Record type: Review

Abstract

The detection of gravitational waves from binary black-hole mergers by the LIGO–Virgo Collaboration marks the dawn of an era when general-relativistic dynamics in its most extreme manifestation is directly accessible to observation. In the future, planned (space-based) observatories operating in the millihertz band will detect the intricate gravitational-wave signals from the inspiral of compact objects into massive black holes residing in galactic centers. Such inspiral events are extremely effective probes of black-hole geometries, offering unparalleled precision tests of general relativity in its most extreme regime. This prospect has in the past two decades motivated a programme to obtain an accurate theoretical model of the strong-field radiative dynamics in a two-body system with a small mass ratio. The problem naturally lends itself to a perturbative treatment based on a systematic expansion of the field equations in the small mass ratio. At leading order one has a pointlike particle moving in a geodesic orbit around the large black hole. At subsequent orders, interaction of the particle with its own gravitational perturbation gives rise to an effective 'self-force', which drives the radiative evolution of the orbit, and whose effects can be accounted for order by order in the mass ratio.
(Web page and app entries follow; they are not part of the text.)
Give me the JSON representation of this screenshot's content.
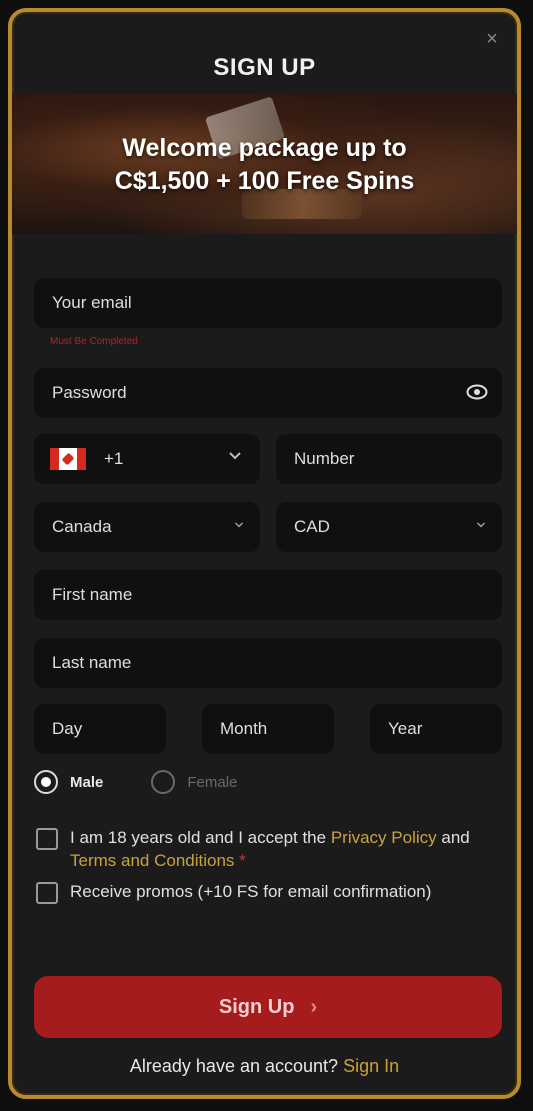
{
  "modal": {
    "title": "SIGN UP",
    "close_icon": "×"
  },
  "banner": {
    "headline_line1": "Welcome package up to",
    "headline_line2": "C$1,500 + 100 Free Spins"
  },
  "form": {
    "email_placeholder": "Your email",
    "email_error": "Must Be Completed",
    "password_placeholder": "Password",
    "phone_code": "+1",
    "phone_placeholder": "Number",
    "country_value": "Canada",
    "currency_value": "CAD",
    "first_name_placeholder": "First name",
    "last_name_placeholder": "Last name",
    "day_placeholder": "Day",
    "month_placeholder": "Month",
    "year_placeholder": "Year",
    "gender_male": "Male",
    "gender_female": "Female",
    "terms_text_1": "I am 18 years old and I accept the ",
    "privacy_link": "Privacy Policy",
    "terms_text_2": " and ",
    "terms_link": "Terms and Conditions",
    "required_mark": "*",
    "promos_text": "Receive promos (+10 FS for email confirmation)",
    "submit_label": "Sign Up",
    "submit_arrow": "›"
  },
  "footer": {
    "prompt": "Already have an account?",
    "signin_link": "Sign In"
  },
  "colors": {
    "accent_gold": "#b98a2d",
    "button_red": "#a61b1b",
    "link_gold": "#c9a23a"
  }
}
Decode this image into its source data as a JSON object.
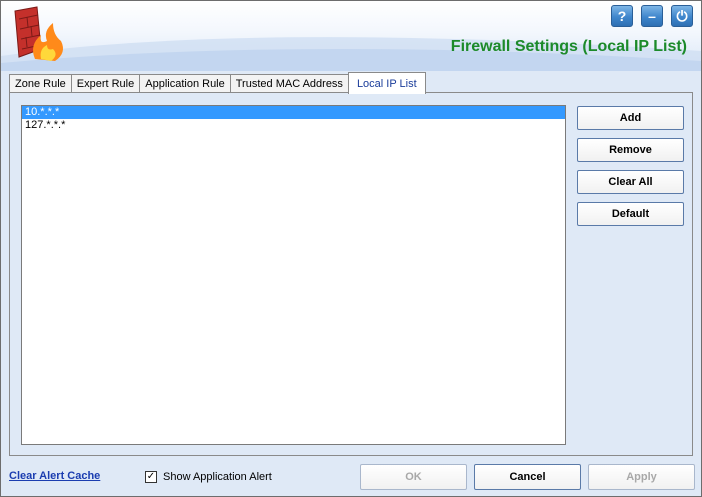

This review surveys the theory of gravitational self-force in curved spacetime and its application to the astrophysical inspiral problem. We first lay the relevant formal foundation, describing the rigorous derivation of the equation of self-forced motion using matched asymptotic expansions and other ideas. We then review the progress that has been achieved in numerically calculating the self-force and its physical effects in astrophysically realistic inspiral scenarios. We highlight the way in which, nowadays, self-force calculations make a fruitful contact with other approaches to the two-body problem and help inform an accurate universal model of binary black hole inspirals, valid across all mass ratios. We conclude with a summary of the state of the art, open problems and prospects.

Our review is aimed at non-specialist readers and is for the most part self-contained and non-technical; only elementary-level acquaintance with general relativity is assumed. Where useful, we draw on analogies with familiar concepts from Newtonian gravity or classical electrodynamics.

Text
RoPP - Accepted Manuscript
Restricted to Repository staff only until 28 November 2019.
Request a copy

More information

Accepted/In Press date: 1 October 2018
e-pub ahead of print date: 1 October 2018
Published date: 28 November 2018

Identifiers

Local EPrints ID: 426729
URI: https://eprints.soton.ac.uk/id/eprint/426729
ISSN: 0034-4885
PURE UUID: c94ccc9d-ac2f-453c-8a4d-d428c43d1770

Catalogue record

Date deposited: 11 Dec 2018 17:30
Last modified: 13 Mar 2019 17:44

Export record

Altmetrics

Download statistics

Downloads from ePrints over the past year. Other digital versions may also be available to download e.g. from the publisher's website.

View more statistics

Atom RSS 1.0 RSS 2.0

Contact ePrints Soton: eprints@soton.ac.uk

ePrints Soton supports OAI 2.0 with a base URL of https://eprints.soton.ac.uk/cgi/oai2

This repository has been built using EPrints software, developed at the University of Southampton, but available to everyone to use.

We use cookies to ensure that we give you the best experience on our website. If you continue without changing your settings, we will assume that you are happy to receive cookies on the University of Southampton website.

×